• Records from a collection:

□ □ □ □ □ □ □

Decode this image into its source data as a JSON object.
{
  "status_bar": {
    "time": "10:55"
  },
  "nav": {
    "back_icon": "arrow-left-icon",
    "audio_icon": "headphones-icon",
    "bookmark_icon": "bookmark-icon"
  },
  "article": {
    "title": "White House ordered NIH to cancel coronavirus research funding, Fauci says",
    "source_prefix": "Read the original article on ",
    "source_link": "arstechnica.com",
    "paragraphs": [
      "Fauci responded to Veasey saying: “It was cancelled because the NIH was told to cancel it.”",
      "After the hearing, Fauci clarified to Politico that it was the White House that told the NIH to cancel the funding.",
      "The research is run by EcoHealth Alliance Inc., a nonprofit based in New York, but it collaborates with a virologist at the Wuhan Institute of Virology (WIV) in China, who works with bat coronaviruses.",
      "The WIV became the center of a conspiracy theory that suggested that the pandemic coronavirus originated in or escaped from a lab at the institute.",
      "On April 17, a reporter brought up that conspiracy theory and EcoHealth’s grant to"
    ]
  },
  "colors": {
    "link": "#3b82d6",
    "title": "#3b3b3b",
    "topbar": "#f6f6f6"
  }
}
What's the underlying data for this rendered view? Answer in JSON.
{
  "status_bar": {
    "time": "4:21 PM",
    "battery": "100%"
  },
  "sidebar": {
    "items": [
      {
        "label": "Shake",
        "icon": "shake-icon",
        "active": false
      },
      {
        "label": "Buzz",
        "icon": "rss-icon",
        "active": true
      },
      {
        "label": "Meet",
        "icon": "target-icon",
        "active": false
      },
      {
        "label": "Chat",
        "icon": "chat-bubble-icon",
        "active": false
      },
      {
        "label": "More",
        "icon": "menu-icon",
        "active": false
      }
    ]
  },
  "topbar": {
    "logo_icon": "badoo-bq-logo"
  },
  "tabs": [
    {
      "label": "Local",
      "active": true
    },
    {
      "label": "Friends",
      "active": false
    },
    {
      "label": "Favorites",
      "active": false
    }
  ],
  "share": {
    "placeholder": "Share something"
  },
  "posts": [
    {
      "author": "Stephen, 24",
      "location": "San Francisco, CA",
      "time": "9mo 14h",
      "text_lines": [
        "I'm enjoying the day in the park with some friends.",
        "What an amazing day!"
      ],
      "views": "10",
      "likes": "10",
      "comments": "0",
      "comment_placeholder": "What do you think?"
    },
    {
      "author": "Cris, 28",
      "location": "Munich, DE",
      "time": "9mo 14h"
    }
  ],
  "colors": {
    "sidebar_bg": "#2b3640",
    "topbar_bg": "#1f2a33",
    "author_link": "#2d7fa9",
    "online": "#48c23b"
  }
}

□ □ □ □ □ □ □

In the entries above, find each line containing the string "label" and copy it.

        "label": "Shake",
        "label": "Buzz",
        "label": "Meet",
        "label": "Chat",
        "label": "More",
      "label": "Local",
      "label": "Friends",
      "label": "Favorites",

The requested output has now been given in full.